(MATERIAL SHOWN Opens)

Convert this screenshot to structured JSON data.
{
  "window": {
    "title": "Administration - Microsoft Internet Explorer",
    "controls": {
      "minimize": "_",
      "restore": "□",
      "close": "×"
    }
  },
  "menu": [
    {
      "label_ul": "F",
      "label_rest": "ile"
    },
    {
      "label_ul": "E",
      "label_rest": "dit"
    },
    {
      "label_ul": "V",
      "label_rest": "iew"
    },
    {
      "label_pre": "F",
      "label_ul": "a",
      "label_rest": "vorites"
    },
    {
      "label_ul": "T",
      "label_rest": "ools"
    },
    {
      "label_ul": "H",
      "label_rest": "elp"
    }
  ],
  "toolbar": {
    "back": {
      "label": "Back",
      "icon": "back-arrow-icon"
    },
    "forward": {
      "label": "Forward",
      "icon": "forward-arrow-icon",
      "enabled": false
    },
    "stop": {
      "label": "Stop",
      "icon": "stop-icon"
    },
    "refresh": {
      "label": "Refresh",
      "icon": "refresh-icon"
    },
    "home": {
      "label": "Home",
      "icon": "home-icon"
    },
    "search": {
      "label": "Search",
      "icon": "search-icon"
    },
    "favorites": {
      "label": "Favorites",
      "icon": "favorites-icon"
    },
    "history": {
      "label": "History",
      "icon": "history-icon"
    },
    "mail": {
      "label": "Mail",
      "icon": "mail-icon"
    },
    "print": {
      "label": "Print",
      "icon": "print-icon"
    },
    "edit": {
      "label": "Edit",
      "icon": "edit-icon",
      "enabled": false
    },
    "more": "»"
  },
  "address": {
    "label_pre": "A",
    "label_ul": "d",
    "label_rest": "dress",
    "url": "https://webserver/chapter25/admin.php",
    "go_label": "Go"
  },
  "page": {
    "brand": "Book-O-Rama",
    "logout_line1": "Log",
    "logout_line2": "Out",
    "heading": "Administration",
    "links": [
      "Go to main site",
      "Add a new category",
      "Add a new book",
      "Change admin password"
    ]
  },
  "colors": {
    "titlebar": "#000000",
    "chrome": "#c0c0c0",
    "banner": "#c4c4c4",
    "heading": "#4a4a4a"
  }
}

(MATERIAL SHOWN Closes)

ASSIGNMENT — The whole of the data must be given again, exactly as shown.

TASK SOLUTION —
Convert this screenshot to structured JSON data.
{
  "window": {
    "title": "Administration - Microsoft Internet Explorer",
    "controls": {
      "minimize": "_",
      "restore": "□",
      "close": "×"
    }
  },
  "menu": [
    {
      "label_ul": "F",
      "label_rest": "ile"
    },
    {
      "label_ul": "E",
      "label_rest": "dit"
    },
    {
      "label_ul": "V",
      "label_rest": "iew"
    },
    {
      "label_pre": "F",
      "label_ul": "a",
      "label_rest": "vorites"
    },
    {
      "label_ul": "T",
      "label_rest": "ools"
    },
    {
      "label_ul": "H",
      "label_rest": "elp"
    }
  ],
  "toolbar": {
    "back": {
      "label": "Back",
      "icon": "back-arrow-icon"
    },
    "forward": {
      "label": "Forward",
      "icon": "forward-arrow-icon",
      "enabled": false
    },
    "stop": {
      "label": "Stop",
      "icon": "stop-icon"
    },
    "refresh": {
      "label": "Refresh",
      "icon": "refresh-icon"
    },
    "home": {
      "label": "Home",
      "icon": "home-icon"
    },
    "search": {
      "label": "Search",
      "icon": "search-icon"
    },
    "favorites": {
      "label": "Favorites",
      "icon": "favorites-icon"
    },
    "history": {
      "label": "History",
      "icon": "history-icon"
    },
    "mail": {
      "label": "Mail",
      "icon": "mail-icon"
    },
    "print": {
      "label": "Print",
      "icon": "print-icon"
    },
    "edit": {
      "label": "Edit",
      "icon": "edit-icon",
      "enabled": false
    },
    "more": "»"
  },
  "address": {
    "label_pre": "A",
    "label_ul": "d",
    "label_rest": "dress",
    "url": "https://webserver/chapter25/admin.php",
    "go_label": "Go"
  },
  "page": {
    "brand": "Book-O-Rama",
    "logout_line1": "Log",
    "logout_line2": "Out",
    "heading": "Administration",
    "links": [
      "Go to main site",
      "Add a new category",
      "Add a new book",
      "Change admin password"
    ]
  },
  "colors": {
    "titlebar": "#000000",
    "chrome": "#c0c0c0",
    "banner": "#c4c4c4",
    "heading": "#4a4a4a"
  }
}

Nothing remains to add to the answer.